[Web page and app entries]
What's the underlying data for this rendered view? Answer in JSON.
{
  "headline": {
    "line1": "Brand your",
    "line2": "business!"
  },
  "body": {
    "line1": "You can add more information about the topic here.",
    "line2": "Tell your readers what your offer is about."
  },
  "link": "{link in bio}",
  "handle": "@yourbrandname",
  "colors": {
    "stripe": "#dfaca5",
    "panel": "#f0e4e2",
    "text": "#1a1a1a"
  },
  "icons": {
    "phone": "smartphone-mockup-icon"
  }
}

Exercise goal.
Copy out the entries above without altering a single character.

Written response.
What's the underlying data for this rendered view? Answer in JSON.
{
  "headline": {
    "line1": "Brand your",
    "line2": "business!"
  },
  "body": {
    "line1": "You can add more information about the topic here.",
    "line2": "Tell your readers what your offer is about."
  },
  "link": "{link in bio}",
  "handle": "@yourbrandname",
  "colors": {
    "stripe": "#dfaca5",
    "panel": "#f0e4e2",
    "text": "#1a1a1a"
  },
  "icons": {
    "phone": "smartphone-mockup-icon"
  }
}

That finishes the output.